╭─ DATA TO PROCESS

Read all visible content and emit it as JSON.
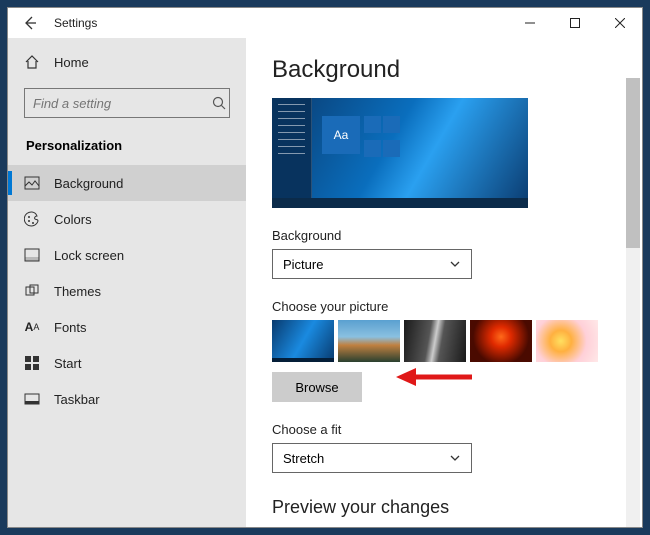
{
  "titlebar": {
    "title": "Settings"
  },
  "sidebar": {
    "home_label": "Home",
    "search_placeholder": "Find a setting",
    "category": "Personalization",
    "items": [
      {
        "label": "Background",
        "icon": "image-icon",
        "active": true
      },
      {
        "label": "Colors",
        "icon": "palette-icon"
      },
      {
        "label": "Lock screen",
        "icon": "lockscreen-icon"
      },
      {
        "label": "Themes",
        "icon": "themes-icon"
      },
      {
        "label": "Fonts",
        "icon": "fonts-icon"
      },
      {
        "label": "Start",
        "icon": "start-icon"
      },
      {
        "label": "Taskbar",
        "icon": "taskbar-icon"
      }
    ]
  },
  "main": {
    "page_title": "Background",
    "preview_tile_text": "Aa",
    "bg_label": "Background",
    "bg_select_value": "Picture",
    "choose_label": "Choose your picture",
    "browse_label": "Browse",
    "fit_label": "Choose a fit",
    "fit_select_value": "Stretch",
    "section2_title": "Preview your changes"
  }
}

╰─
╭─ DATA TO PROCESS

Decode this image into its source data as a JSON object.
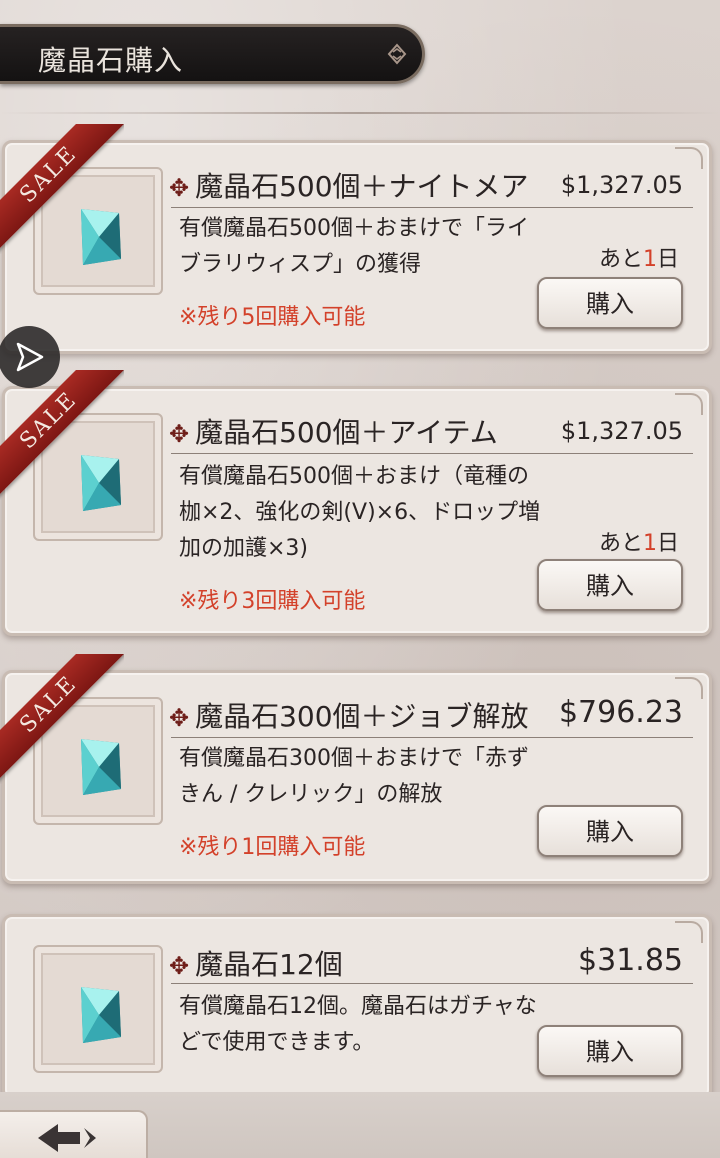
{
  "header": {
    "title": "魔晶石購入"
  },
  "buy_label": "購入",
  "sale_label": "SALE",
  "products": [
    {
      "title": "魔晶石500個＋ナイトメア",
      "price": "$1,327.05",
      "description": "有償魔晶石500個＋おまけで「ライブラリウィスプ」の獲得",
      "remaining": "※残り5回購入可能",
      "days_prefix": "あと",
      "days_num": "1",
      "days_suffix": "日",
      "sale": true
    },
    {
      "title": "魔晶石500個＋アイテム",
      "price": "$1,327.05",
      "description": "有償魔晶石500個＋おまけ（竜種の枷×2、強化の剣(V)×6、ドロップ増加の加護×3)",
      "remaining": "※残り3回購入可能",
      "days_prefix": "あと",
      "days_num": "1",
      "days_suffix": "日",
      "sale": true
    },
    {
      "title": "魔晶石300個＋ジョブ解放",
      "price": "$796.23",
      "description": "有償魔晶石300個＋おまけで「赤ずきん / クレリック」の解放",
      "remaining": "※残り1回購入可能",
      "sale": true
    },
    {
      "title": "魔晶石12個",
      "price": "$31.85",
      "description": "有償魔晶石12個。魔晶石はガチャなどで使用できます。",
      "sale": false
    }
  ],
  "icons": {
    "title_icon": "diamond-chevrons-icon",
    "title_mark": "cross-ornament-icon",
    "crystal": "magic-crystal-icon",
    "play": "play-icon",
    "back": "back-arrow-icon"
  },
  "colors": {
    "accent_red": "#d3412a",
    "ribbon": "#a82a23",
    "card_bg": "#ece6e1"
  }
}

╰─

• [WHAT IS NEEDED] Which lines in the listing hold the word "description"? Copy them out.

• [ANSWER SECTION]
      "description": "有償魔晶石500個＋おまけで「ライブラリウィスプ」の獲得",
      "description": "有償魔晶石500個＋おまけ（竜種の枷×2、強化の剣(V)×6、ドロップ増加の加護×3)",
      "description": "有償魔晶石300個＋おまけで「赤ずきん / クレリック」の解放",
      "description": "有償魔晶石12個。魔晶石はガチャなどで使用できます。",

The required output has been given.